Still, the plot/s grabbed me enough to finish the book. I had read a lot about Afghanistan, and also about girls who had to act as boys in order to help their families, so some of the plot details were not new to me. The general despair of women is quite well depicted.
The prose is lovely and lyrical, the main storyteller is Rahima, the youngest of three sisters that were sold into marriage by their father when Rahima was just thirteen. Descriptive and emotive details give readers the insight into all of the confusion, fear, resentment and even obeisance to traditions that are centuries, if not millennia old. Rahima was the "son' of the family, the bacha posh, given freedoms that other women do not have, yet never allowing her to rise above her actual position and restrictions as a woman. With current and remembered events, a recurring thread from an unmarried aunt who tells the tale of their great-great grandmother a guard to the King's harem, and plenty of beauty centered on the vista,, the arts and poetry of the country, we see Rahima grow and expand her internal life and determination to be more than just the low bar set for the women of her country.
What remain constant and indefatigable are the women: every woman who is struggling to survive and adapt to a country where wars, power struggles, political upheaval and religious fanatics are part of the daily landscape, and bound to change repeatedly and without warning. This was an emotionally raucous ride, filled with highs and lows, fear and utter breath-holding as events are laid out to feed a reader's visual and emotional reactions in a way that is fulfilling and visceral, not overwhelming.
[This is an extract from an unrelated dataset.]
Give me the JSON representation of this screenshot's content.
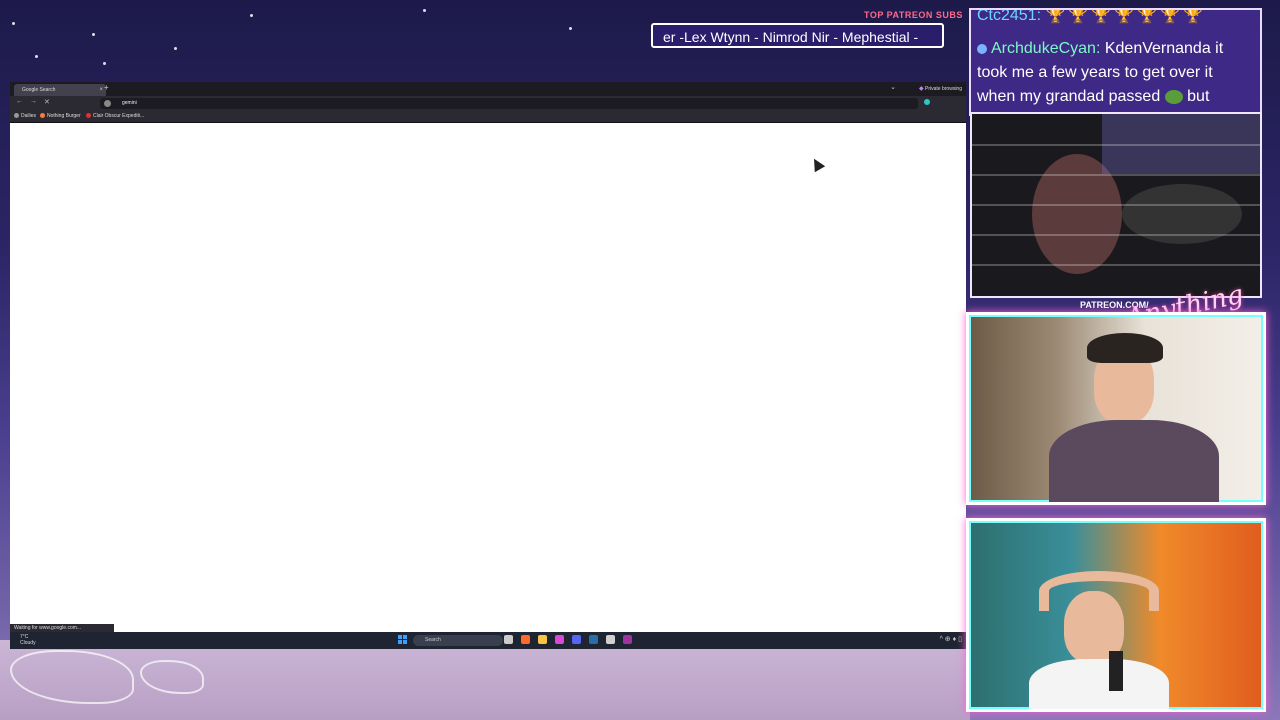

In fact, the style and voice seem to encourage a sense of hope, tied to the hopes and dreams for different held by Rahima, and the pages almost turn themselves.
I had a difficult time believing that this was a debut novel from Nadia Hashimi: the writing is clear and evocative with information necessary to those unfamiliar with the traditions delineated without overburdening the text with explanations. The words flow beautifully and freely, and the ideas of gender inequality, the rich history and traditions of the Afghani people, and the struggle faced by its women are clearly presented and explained, leaving readers with a far better understanding and feel for the country that extends beyond the political rhetoric of the day.
I will always return to my own belief that well told fictionalized stories that show a culture, person or situation can be an invaluable asset to those who want a better understanding, or a unique perspective on another life and way of being. The Pearl that Broke it's Shell is one of those stories, managing to engage and enchant while all the while presenting a story rich in fact and tradition.
I received an eArc copy of this title from the publisher via Edelweiss for purpose of honest review. I was not compensated for this review: all conclusions are my own responsibility.
I would have to force myself to put the book down to get some sleep because I always wanted to get one more chapter in.
I really liked how the story was told from 2 different perspectives... Shekiba and Rahima had such great stories to tell. It was engaging to see how the stories in a sense came full circle.
It's not a book that I would read again...but it is a book that stays with you....at least it has with me